Live Long, Die Short: A Guide to Authentic Health and Successful Aging
Format: PDF / Kindle (mobi) / ePub
A rousing call to rethink the aging process
Over a decade ago, a landmark ten-year study by the MacArthur Foundation shattered the stereotypes of aging as a process of slow, genetically determined decline. Researchers found that that 70 percent of physical aging, and about 50 percent of mental aging, is determined by lifestyle, the choices we make every day. That means that if we optimize our lifestyles, we can live longer and “die shorter”—compress the decline period into the very end of a fulfilling, active old age.
Dr. Roger Landry and his colleagues have spent years bringing the MacArthur Study’s findings to life with a program called Masterpiece Living. In Live Long, Die Short, Landry shares the incredible story of that program and lays out a path for anyone, at any point in life, who wants to achieve authentic health and empower themselves to age in a better way.
Writing in a friendly, conversational tone, Dr. Landry encourages you to take a “Lifestyle Inventory” to assess where your health stands now and then leads you through his “Ten Tips,” for successful aging, each of which is backed by the latest research, real-life stories, and the insights Landry—a former Air Force surgeon and current preventive medicine physician—has gained in his years of experience.
The result is a guide that will reshape your conception of what it means to grow old and equip you with the tools you need to lead a long, healthy, happy life.
is indeed how we get sick, then there’s not much we can do about it, is there? It’s fate. We’re going to get it or we’re not. Th is is, in fact, the rationale many use to justify dangerous behavior, like smoking or overeating. “You’ve got to die of something, right?” or “Hey, I’ll get it or I won’t, I’m not going to worry about it.” Or the famous “I know a guy who lived to be a hundred …” Of course, when we were ignorant of the mechanisms and causes of disease, these arguments held some water.
embarrassment, avoiding risk is selling yourself short. Taking calculated risks, taking risk where the potential outcome is growth, joy, increased competence, and reduced risk of decline—that is an acceptable, even recommended, risk. In fact, I strongly recommend to my presentation audiences that they do something that scares them every day. It doesn’t have to be bungee jumping or parachuting (although if that is where your heart is, go ahead—find a way to minimize the risk and go for it!). It
Living Pearls for Having Children in Your Life Are you ready for younger people in your life? A little uncertain about whether you’re ready or whether there are any kids out there who’d be interested in spending any time with you? Start slow. Spend time with children in your family if possible. Listen, observe, smile. Be relaxed. Show no signs of impatience or of having another place to go. The greatest gift we can give children is our time. If you have no children in your family, try going

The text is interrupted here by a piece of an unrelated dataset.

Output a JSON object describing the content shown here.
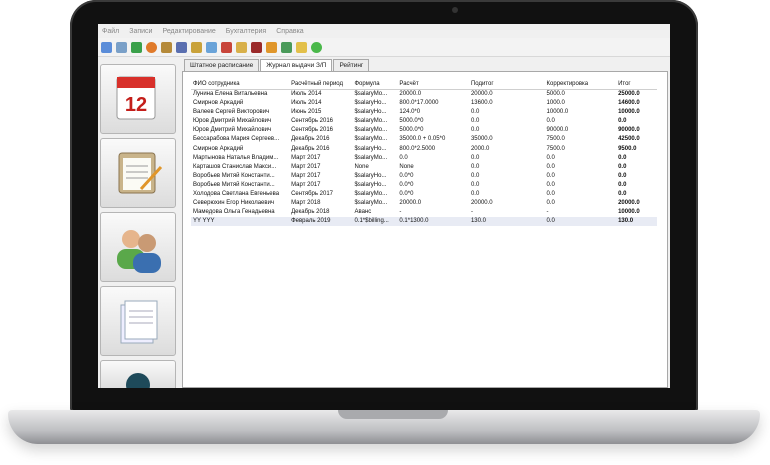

chosen for specific reasons, for the specific benefits they offer to our new older adults’ aging experience, and for their contribution to overall successful aging. Many will elect to continue to work for pay, but more and more this choice will reflect a conscious decision to contribute or find purpose beyond the financial compensation. Social connection will be fun, yes. It will fill otherwise lonely hours, but most importantly, it will enhance brain and immune function, and make decline less
with an aging society facing an oppressive burden of chronic disease, and the failure of the postindustrial period to improve all of society. These conditions are, I believe, about to spark an eruption within our society that will turn our world upside down: older adults will no longer be the problem but will be part of the solution; being old will give a person a revered status; the focus of media, marketing, and policy will be more inclusive of older adults. Some will be positioned to accept